During the 1900’s, a Leeds local named Owen Brooks took over the garage from the previous owner, and as well as his interest in the vehicles, Owen was also a pioneering film-lover and cameraman; short news films which Owen made were shown at the Tivoli Theatre in Leeds. 

In 1912, Owen Brooks partnered with friend Reginald Smith and together the pair converted the building into the ‘Headingley Picture House’ which ran successfully until Reginald died in 1922. The picture house was then sold to Frank T Thompson (of Golden Acre Park fame) in 1937, but was sold again after only a year to Associated Tower Cinemas, who changed the interior, adding a balcony, and changed the name to Cottage Road Cinema. 

The company invested in the small cinema, spending a further £20,000 in modernising the premises in 1972, after a decision was made to continue its use as a cinema. The Lounge and Cottage Road Cinemas continued to cooperate successfully until 2005, when the Lounge Cinema closed. Cottage Road Cinema almost suffered the same fate until a last minute deal was made, and the cinema was then taken over by Mr Charles Morris, making it part of the Northern Morris group. 

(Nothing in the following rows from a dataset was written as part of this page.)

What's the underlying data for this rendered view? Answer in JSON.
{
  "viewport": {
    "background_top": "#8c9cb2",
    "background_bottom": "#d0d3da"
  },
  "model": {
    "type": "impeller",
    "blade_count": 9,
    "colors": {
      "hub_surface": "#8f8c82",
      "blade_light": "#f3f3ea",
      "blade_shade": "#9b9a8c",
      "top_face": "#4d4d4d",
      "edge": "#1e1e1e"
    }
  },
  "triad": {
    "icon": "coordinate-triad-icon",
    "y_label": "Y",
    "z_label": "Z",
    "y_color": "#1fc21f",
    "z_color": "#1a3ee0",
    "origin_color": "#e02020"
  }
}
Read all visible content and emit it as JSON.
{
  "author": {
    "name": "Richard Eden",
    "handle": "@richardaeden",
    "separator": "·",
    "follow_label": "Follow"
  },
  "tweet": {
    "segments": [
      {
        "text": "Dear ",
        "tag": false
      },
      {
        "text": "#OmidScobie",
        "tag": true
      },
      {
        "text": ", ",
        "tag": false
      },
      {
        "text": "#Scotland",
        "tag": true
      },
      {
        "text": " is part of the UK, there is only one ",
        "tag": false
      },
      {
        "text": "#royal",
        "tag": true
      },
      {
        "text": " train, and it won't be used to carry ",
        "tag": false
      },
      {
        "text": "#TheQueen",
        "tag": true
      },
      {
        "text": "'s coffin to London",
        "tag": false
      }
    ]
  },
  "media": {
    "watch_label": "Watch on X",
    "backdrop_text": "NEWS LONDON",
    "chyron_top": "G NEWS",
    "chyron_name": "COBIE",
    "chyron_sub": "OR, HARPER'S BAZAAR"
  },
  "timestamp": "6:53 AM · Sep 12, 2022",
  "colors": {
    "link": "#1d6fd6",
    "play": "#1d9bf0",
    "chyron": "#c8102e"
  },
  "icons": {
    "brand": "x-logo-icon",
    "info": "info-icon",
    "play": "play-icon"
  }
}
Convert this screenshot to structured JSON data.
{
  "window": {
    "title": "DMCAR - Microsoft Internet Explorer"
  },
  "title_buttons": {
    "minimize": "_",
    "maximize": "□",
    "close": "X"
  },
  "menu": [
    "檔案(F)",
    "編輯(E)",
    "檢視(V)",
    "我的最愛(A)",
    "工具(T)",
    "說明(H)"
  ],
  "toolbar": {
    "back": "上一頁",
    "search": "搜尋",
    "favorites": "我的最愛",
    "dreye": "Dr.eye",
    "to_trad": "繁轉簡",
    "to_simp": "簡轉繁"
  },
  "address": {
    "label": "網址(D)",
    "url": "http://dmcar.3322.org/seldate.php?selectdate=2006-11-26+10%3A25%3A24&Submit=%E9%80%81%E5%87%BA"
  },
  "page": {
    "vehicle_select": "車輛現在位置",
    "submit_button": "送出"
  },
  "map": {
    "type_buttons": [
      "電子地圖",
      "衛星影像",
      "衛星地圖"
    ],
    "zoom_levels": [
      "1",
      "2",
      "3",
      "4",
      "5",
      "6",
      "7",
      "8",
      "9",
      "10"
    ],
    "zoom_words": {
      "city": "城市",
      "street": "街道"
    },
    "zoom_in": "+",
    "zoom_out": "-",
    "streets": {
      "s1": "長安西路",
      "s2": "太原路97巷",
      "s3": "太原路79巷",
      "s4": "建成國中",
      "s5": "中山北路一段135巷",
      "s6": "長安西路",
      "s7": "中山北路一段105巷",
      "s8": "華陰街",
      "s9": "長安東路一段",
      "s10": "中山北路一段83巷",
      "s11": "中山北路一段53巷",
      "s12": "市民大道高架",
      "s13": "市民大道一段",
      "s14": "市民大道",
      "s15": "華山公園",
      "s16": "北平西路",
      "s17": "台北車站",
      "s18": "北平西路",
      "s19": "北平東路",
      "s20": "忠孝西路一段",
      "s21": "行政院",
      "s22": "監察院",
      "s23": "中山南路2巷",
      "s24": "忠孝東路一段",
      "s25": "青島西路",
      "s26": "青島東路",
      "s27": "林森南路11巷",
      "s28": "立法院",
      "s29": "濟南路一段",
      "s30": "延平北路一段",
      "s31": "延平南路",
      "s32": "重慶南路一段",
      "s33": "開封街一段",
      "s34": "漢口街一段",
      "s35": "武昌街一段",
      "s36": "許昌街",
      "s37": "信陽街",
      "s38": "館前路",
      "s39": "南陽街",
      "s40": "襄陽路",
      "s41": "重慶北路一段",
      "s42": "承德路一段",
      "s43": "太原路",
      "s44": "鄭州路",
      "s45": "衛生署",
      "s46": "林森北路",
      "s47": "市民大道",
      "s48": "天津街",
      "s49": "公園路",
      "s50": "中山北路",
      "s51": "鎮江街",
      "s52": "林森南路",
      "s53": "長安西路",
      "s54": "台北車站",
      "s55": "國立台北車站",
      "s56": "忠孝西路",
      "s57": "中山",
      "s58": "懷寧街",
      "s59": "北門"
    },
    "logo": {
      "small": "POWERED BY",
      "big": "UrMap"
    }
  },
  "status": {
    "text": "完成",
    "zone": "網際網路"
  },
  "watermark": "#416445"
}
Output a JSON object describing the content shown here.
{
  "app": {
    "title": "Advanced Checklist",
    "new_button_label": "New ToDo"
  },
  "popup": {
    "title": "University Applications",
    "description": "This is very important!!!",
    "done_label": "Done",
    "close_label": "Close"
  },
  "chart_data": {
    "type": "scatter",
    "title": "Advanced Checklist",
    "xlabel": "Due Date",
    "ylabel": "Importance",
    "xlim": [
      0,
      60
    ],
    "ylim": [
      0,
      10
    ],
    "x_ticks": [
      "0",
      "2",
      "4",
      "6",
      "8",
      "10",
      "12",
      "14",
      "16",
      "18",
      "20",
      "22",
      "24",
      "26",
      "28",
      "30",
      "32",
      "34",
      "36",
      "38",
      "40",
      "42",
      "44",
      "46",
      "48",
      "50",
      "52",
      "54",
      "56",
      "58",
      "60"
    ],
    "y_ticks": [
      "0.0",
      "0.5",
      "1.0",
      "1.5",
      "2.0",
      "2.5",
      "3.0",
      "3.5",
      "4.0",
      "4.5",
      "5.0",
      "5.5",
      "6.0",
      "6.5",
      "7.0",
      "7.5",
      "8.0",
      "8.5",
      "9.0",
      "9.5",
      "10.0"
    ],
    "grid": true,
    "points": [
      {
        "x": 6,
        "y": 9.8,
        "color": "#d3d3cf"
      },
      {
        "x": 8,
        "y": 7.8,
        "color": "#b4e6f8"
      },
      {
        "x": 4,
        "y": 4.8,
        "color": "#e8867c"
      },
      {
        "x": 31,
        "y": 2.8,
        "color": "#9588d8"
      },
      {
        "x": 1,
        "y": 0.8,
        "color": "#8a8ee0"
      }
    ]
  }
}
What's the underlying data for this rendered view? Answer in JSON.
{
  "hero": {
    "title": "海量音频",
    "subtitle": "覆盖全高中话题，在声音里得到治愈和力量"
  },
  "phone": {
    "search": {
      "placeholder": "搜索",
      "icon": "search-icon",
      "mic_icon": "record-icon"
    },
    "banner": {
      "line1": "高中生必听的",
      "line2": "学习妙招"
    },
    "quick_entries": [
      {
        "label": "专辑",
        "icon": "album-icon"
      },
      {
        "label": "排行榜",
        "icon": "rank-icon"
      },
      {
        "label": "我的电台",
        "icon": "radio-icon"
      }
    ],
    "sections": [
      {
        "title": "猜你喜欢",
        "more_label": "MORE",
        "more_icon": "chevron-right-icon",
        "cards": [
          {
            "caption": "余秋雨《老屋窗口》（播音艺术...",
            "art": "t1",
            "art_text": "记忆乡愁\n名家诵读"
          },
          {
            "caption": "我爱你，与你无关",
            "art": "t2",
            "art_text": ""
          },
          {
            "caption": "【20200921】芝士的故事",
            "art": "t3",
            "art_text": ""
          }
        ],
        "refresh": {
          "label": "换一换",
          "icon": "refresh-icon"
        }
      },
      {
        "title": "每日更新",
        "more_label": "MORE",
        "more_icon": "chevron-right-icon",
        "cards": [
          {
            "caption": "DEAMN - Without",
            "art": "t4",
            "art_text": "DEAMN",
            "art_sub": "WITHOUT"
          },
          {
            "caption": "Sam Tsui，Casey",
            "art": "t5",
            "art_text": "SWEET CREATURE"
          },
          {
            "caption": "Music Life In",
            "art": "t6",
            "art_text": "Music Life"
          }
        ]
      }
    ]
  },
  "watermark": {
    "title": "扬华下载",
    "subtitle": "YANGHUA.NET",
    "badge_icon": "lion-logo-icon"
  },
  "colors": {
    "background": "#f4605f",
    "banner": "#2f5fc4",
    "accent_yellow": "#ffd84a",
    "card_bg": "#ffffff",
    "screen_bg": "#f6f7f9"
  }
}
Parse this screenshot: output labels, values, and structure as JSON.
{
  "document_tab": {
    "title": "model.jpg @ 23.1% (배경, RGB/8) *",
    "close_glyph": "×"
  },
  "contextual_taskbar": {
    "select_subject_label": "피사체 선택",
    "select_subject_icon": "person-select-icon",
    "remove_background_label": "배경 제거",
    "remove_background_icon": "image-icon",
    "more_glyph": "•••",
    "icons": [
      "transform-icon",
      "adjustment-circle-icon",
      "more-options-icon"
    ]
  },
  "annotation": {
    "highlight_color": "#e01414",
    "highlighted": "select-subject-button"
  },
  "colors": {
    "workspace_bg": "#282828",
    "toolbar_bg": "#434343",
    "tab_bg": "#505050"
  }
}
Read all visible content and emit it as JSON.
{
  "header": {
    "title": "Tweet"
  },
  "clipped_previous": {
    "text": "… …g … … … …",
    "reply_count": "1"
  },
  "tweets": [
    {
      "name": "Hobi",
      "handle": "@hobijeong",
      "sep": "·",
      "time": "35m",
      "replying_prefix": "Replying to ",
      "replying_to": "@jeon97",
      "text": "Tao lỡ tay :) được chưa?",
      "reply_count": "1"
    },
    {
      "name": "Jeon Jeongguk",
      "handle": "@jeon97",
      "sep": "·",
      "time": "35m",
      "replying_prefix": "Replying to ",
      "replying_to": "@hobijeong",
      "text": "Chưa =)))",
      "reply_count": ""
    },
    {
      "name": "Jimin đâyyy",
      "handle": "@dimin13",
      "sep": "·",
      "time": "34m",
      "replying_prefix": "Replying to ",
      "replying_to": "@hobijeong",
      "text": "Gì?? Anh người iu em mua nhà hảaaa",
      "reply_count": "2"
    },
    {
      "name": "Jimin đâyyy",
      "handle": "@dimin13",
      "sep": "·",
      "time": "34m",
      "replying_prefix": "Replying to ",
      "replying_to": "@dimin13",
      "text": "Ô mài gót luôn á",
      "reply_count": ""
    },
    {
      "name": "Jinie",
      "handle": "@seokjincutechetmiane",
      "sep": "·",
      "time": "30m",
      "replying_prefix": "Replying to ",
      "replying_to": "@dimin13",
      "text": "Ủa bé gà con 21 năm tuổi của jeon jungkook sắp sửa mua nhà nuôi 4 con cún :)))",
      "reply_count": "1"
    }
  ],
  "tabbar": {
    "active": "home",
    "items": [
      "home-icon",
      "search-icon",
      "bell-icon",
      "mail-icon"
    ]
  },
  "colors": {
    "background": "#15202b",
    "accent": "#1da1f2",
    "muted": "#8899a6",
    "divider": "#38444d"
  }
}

Since becoming part of the Northern Morris Group the cinema has introduced a special classic film night every 6 weeks. “Classics at the Cottage” has almost become a tradition where patrons can watch the classics in the fitting environment. Recent classic films have included: Cabaret, Casablanca, Some Like It Hot, The Godfather, Breakfast At Tiffany’s & Top Hat. 

Cottage Road Cinema, Cottage Rd, Leeds LS6 4DD
Bus stop: Weetwood Lane, Otley Road 

Channel 4 Majestic 

Leeds’ notorious Majestic building has resided on City Square since it was originally built in the early 1920s as a cinema, during a boom in the construction of picture houses and a widespread newly found love of motion picture. Hundreds of people would gather for screenings at the Majestic, many of which were often accompanied by the Majestic Symphony Orchestra. The premises also included a restaurant and a dance hall, where afternoon tea dances and evening dance classes were held. After a long and successful stint as a picture house and dance hall, it later closed in 1969 and was used as a bingo hall before reopening as the Majestyk nightclub in 1996 and later closing in 2006. 

The Majestic building stood empty for many years until a fire broke out in 2014, destroying almost all of the building’s original interior features. After many years of redevelopment by Rushbond, the Majestic building is soon to reopen as the new Channel 4 HQ, as well as a new office space for Knights Plc Solicitors. 

City Square, Leeds LS1 2HT
Bus stop: Wellington Street (S2) 

Images: Cottage Road Cinema (credit: Cottage Road Cinema), The Majestic (credit: Leeds Library & Information Services), The Old Red Bus Station (credit: Pinterest)